The effects of smoking during pregnancy could have short-term and long-term consequences. It has been associated with increased risk of low birth weight, intrauterine growth retardation, and increased infant mortality rate.
Smoking can make it harder for you to get pregnant because it increases the risk of fertility problems for both you and your partner. Maternal smoking, while pregnant, could cause severe harm to your health and that of the baby. Mothers who expose their babies to secondhand smoking also put their health and development at risk.
Impact of Maternal Smoking on You and the Unborn Baby
Even after a full-term pregnancy, babies born to smoking mothers could be born too small. Maternal smoking slows the fetus’ growth before birth.
It could also lead to premature birth, where the baby is born too early. Babies born three weeks or more before the due date are premature.
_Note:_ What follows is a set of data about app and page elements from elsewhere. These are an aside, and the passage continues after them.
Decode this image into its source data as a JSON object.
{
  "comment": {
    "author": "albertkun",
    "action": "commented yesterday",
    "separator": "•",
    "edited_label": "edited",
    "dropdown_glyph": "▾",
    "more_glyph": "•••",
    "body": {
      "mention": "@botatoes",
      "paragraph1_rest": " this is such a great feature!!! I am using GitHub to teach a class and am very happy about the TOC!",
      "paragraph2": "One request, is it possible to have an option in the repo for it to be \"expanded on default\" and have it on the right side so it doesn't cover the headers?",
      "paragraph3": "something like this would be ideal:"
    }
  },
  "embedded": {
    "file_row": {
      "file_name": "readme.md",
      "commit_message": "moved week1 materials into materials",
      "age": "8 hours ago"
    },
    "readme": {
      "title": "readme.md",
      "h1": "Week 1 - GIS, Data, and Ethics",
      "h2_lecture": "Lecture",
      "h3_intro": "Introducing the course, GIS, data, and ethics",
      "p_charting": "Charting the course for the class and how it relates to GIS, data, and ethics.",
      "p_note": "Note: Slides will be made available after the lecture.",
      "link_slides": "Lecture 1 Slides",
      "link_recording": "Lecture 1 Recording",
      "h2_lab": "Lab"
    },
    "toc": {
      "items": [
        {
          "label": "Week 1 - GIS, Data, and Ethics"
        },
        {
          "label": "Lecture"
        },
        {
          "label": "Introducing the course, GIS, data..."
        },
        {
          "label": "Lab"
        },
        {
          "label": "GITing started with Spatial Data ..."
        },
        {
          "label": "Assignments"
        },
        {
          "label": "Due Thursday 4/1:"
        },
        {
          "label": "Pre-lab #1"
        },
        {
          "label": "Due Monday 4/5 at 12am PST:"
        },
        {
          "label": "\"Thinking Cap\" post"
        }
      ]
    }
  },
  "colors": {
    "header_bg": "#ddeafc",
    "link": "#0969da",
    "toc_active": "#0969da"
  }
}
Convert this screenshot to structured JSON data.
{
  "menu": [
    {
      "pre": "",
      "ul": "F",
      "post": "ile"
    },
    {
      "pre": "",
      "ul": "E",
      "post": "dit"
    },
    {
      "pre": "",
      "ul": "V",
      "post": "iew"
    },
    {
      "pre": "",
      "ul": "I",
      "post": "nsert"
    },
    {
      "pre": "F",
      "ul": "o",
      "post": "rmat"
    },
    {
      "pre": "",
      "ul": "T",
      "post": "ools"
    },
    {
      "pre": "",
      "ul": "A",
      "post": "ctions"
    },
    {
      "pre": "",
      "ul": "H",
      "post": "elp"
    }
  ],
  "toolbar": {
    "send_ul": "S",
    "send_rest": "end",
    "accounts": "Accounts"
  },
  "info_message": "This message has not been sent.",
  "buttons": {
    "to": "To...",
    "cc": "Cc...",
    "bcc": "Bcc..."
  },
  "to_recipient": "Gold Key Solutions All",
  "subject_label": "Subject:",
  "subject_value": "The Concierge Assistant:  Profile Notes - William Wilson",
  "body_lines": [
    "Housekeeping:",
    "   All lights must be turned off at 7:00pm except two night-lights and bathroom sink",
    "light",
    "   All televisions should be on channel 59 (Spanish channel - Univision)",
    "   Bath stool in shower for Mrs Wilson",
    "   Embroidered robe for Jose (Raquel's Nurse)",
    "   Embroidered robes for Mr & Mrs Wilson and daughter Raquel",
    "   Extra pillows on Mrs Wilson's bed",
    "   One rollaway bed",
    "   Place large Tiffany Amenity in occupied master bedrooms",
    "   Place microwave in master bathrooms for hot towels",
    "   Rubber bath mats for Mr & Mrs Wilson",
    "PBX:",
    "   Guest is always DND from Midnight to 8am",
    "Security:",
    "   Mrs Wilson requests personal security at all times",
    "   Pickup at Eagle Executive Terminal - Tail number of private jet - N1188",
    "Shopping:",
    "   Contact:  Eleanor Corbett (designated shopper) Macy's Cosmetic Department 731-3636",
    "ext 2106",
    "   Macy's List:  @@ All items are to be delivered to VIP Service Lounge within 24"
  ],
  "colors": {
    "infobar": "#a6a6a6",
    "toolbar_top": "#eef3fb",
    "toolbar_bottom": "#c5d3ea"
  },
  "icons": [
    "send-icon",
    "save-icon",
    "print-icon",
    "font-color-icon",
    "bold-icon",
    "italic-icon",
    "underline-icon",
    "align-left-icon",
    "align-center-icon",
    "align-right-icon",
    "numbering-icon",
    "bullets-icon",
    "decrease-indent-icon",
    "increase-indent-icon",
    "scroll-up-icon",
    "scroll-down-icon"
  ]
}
Premature babies miss significant growth that happens the uterus during months and final weeks of pregnancy. They are at a higher risk of having severe health problems and sometimes premature death.
Premature babies might have to stay in the hospital for days, weeks, and sometimes months. They could have:
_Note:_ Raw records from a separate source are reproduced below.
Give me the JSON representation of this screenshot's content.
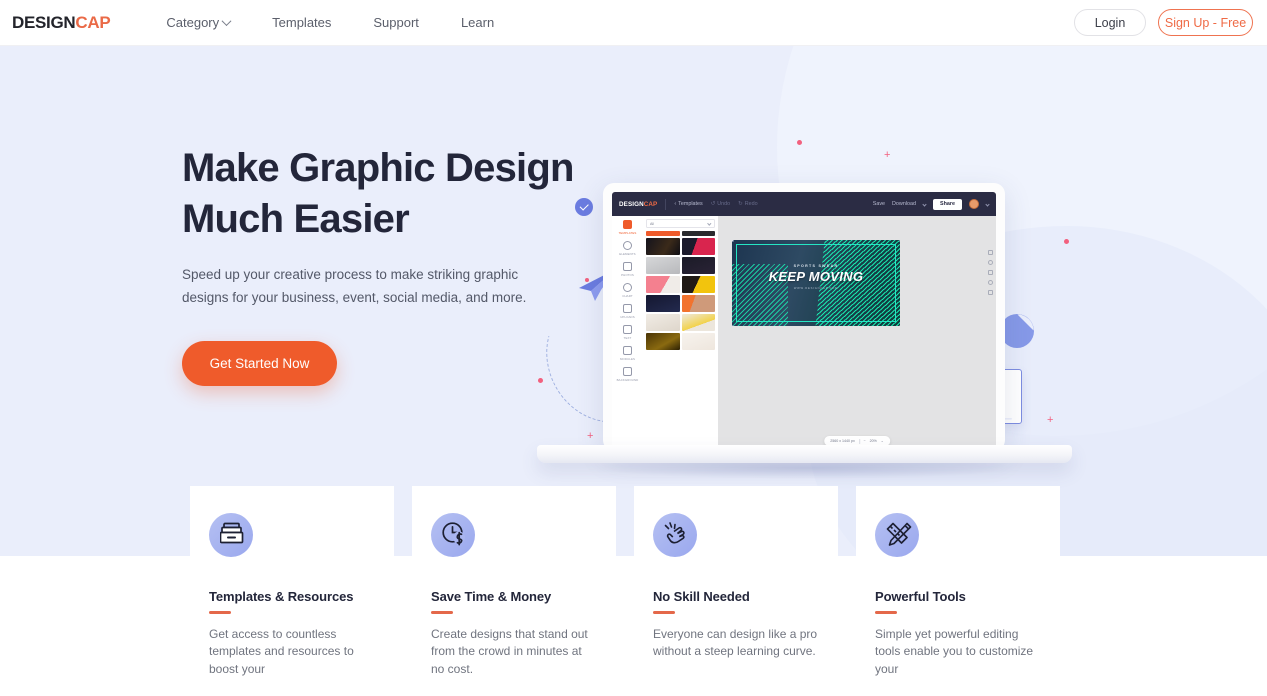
{
  "brand": {
    "part1": "DESIGN",
    "part2": "CAP"
  },
  "nav": {
    "items": [
      {
        "label": "Category",
        "has_caret": true
      },
      {
        "label": "Templates",
        "has_caret": false
      },
      {
        "label": "Support",
        "has_caret": false
      },
      {
        "label": "Learn",
        "has_caret": false
      }
    ],
    "login_label": "Login",
    "signup_label": "Sign Up - Free"
  },
  "hero": {
    "title_line1": "Make Graphic Design",
    "title_line2": "Much Easier",
    "subtitle": "Speed up your creative process to make striking graphic designs for your business, event, social media, and more.",
    "cta_label": "Get Started Now",
    "bg_color": "#eaeefb",
    "accent_color": "#ef5b2b"
  },
  "mockup": {
    "logo_part1": "DESIGN",
    "logo_part2": "CAP",
    "back_label": "Templates",
    "undo_label": "Undo",
    "redo_label": "Redo",
    "save_label": "Save",
    "download_label": "Download",
    "share_label": "Share",
    "rail": [
      {
        "label": "TEMPLATES",
        "active": true
      },
      {
        "label": "ELEMENTS",
        "active": false
      },
      {
        "label": "PHOTOS",
        "active": false
      },
      {
        "label": "CHART",
        "active": false
      },
      {
        "label": "UPLOADS",
        "active": false
      },
      {
        "label": "TEXT",
        "active": false
      },
      {
        "label": "MODULES",
        "active": false
      },
      {
        "label": "BACKGROUND",
        "active": false
      }
    ],
    "filter_value": "All",
    "thumbnails": [
      {
        "bg": "#ef5b2b"
      },
      {
        "bg": "#2a2a2e"
      },
      {
        "bg": "#181a22"
      },
      {
        "bg": "#d9254e"
      },
      {
        "bg": "#cfd0d2"
      },
      {
        "bg": "#1b1b27"
      },
      {
        "bg": "#ef6a7e"
      },
      {
        "bg": "#f0b429"
      },
      {
        "bg": "#171a2c"
      },
      {
        "bg": "#f2732e"
      },
      {
        "bg": "#ece7e1"
      },
      {
        "bg": "#e8e2d6"
      },
      {
        "bg": "#4a3405"
      },
      {
        "bg": "#f3eee6"
      }
    ],
    "design": {
      "kicker": "SPORTS SWEAR",
      "headline": "KEEP MOVING",
      "url": "WWW.DESIGNCAP.COM"
    },
    "zoom_size": "2560 x 1440 px",
    "zoom_level": "20%"
  },
  "features": [
    {
      "icon": "archive-box-icon",
      "title": "Templates & Resources",
      "desc": "Get access to countless templates and resources to boost your"
    },
    {
      "icon": "clock-dollar-icon",
      "title": "Save Time & Money",
      "desc": "Create designs that stand out from the crowd in minutes at no cost."
    },
    {
      "icon": "snap-fingers-icon",
      "title": "No Skill Needed",
      "desc": "Everyone can design like a pro without a steep learning curve."
    },
    {
      "icon": "pencil-ruler-icon",
      "title": "Powerful Tools",
      "desc": "Simple yet powerful editing tools enable you to customize your"
    }
  ]
}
- Feeding difficulties
- Low birth weight
- Breathing problems that happen right away and could last into their childhood
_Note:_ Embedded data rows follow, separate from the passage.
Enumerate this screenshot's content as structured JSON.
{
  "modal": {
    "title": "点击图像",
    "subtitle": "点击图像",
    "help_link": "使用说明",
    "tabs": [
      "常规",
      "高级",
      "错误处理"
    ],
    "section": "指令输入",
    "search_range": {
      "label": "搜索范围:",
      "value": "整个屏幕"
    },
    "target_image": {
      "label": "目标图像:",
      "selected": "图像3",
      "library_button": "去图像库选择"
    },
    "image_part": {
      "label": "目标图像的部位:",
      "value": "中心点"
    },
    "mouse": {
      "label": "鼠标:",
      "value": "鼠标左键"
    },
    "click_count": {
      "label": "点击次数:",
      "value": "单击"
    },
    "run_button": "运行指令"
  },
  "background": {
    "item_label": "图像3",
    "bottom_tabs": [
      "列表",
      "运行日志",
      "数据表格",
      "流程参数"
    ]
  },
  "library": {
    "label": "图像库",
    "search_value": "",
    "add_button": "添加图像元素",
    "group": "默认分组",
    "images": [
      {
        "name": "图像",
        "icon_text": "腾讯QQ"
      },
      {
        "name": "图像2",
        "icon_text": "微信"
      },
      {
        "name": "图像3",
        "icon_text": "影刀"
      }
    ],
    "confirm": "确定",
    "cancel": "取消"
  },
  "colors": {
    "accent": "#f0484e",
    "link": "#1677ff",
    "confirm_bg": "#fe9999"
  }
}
- Problems with eyesight or hearing
- Cerebral palsy- brain damage that results in trouble with muscle tone and movement
- Developmental delays – the baby could lag behind in thinking, language, and movement skills
Maternal smoking can also damage the baby’s developing brain and lungs, and sometimes the damage can last through the baby’s childhood and teen years.
Maternal smoking also doubles a woman’s risk of unusual bleeding during pregnancy and delivery. Abnormal bleeding not only puts the mother at risk but the baby as well.
It also raises the baby’s risk of congenital disabilities like cleft palate, cleft lip, or both. This is an opening in the roof of the baby’s mouth or in the baby’s lip. Babies with cleft palates or lips might have trouble eating correctly and could require surgery. Maternal smoking also increases the risk of Sudden Infant Death Syndrome (SIDS)
How Cessation of Maternal Smoking can help You and Your Baby
The best time for smoking cessation is before getting pregnant. However, you can quit any time during your pregnancy, and your baby will still benefit from this. We recommend talking to your doctor about the best ways to quit if you’re trying to get pregnant.
When maternal smoking stops:
- Your baby grows better
- The baby will get more oxygen even after a day
- You minimize the risk of premature birth
- You will breathe more easily and have more energy
- You will be less likely to develop stroke, lung disease, lung cancer, heart disease, and other smoking-related diseases
Cessation isn’t always natural during pregnancy. Women who smoke while they’re pregnant feel alone and ashamed.
However, with the right support, pregnant women can get through unique challenges of maternal smoking cessation during pregnancy.
While cessation of maternal smoking, you can expect:
- Fewer chest colds and coughs
- Decreased risk of pneumonia and bronchitis
- Fewer wheezing problems and asthma
- Fewer ear infections
It’s never too late to quit smoking. If you smoked before and had a healthy pregnancy and baby, there is no guarantee that you will get lucky the second time.
Maternal smoking during pregnancy puts your health and that of the baby at risk. Rather than having your baby be born too early, have a congenital disability, or die from SIDS, get the help you need, and get started on a smoking cessation plan.
Visit childmode.com to learn more about Smoking and Pregnancy.